A Straightforward Solution for Increasing Solar Cell Performance
(PhysOrg.com) -- Brookhaven National Laboratory researchers recently demonstrated improved stability and efficiency of a certain type of solar cell by incorporating a commercially available additive into the fabrication process.
"The energy that the earth receives from one hour of sunlight is enough to accommodate the world's energy needs for an entire year," said Ioana Gearba, the lead author of the study, formerly a researcher at Brookhaven's Center for Functional Nanomaterials (CFN) and presently at the University of Texas at Austin. "Efficient methods for converting sunlight to usable energy, such as solar cells, can contribute significantly to society's future energy needs. But commercial solar cells made with silicon do not produce cost-competitive electricity due, in part, to high manufacturing costs. An exciting development in the field has been the discovery of organic semiconductors, which can, in principle, lower the manufacturing costs of large-area solar devices."
But solar cells made from semiconducting organic materials, based on carbon, have their own drawbacks. Although this class of solar cells may provide a more cost-effective manufacturing route, they also are less efficient.
"Solar cells made from organic plastic materials are both attractive and unattractive at the same time," said Chuck Black, the Electronic Materials Group Leader at the CFN. "For example, they may deform a little bit when put out in the hot sun, and their electrical properties may change as they move. For solar cells made out of such materials to really work, they will need to withstand significant changes in conditions."

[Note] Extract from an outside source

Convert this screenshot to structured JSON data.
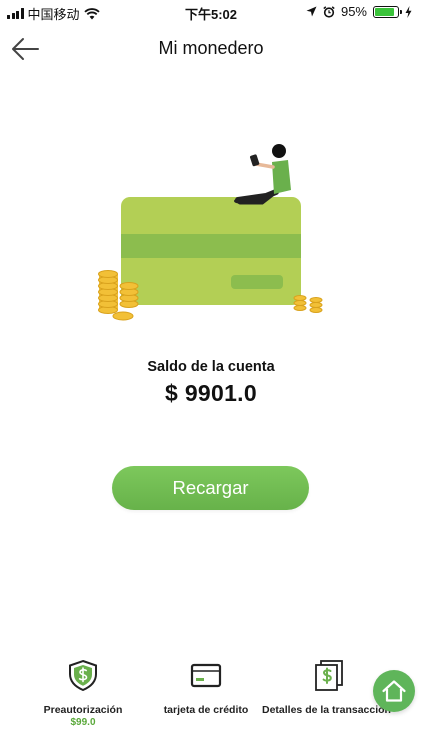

In the October 26, 2009, edition of Applied Physics Letters, the Brookhaven researchers report that one way to increase the stability of organic solar cells is "locking" the semiconducting base layer, the first layer upon which the solar cell is built, in place. To do this, a chemical crosslinker, which interconnects the polymer chains in the material's base layer, was added to the solution-based starting materials. This high degree of interconnection immobilizes the polymer structure and helps preserve its properties during changes in temperature, for example.
"We wanted to find a chemical way to freeze, or immobilize, the organic polymer in order to make it more stable," said Black. "We found a straightforward and elegant way to do that, and the method has an added benefit of making the material convert sunlight to electricity slightly more efficiently."
"Adding the crosslinker only takes an extra 10 minutes," said Gearba. "Our work is the first time that anyone has used a commercially available crosslinker to interconnect solution-based semiconducting polymers. Other groups have done something similar, but used an approach that may not work for all polymers."
The crosslinker mechanically stabilizes the polymer and increases its conductivity by as much as five times. The efficiency of model solar cells made from the crosslinked polymer also increased, up to three fold. The solution-based process is cost-effective and allows for large-scale uses, such as in spray-on or roll-to-roll manufacturing methods.
Using x-ray diffraction at NSLS beamline X6B, the group investigated whether structural changes in the polymer film induced by crosslinking were related to the observed improvements in conductivity and device efficiency.
"The x-ray scattering measurements showed that the polymer chains orient in such a way that electronic charge follows a more direct pathway through the film," said Gearba.
The new technique provides a way to create a stable polymer foundation upon which additional semiconducting materials can be layered - a necessary component of realizing more complex solar cell designs.
"The project has provided us with a new tool that we believe is more broadly applicable to other materials," said Black. "This is an exciting capability that could serve as a base for many new projects."
"This was a great example of the synergy between the CFN and the NSLS," said Ron Pindak, the Physical and Chemical Sciences Division Head at the NSLS. "These adjacent user facilities allow us to make model devices, such as solar cells, in the CFN and then use complementary tools in both facilities for their analysis."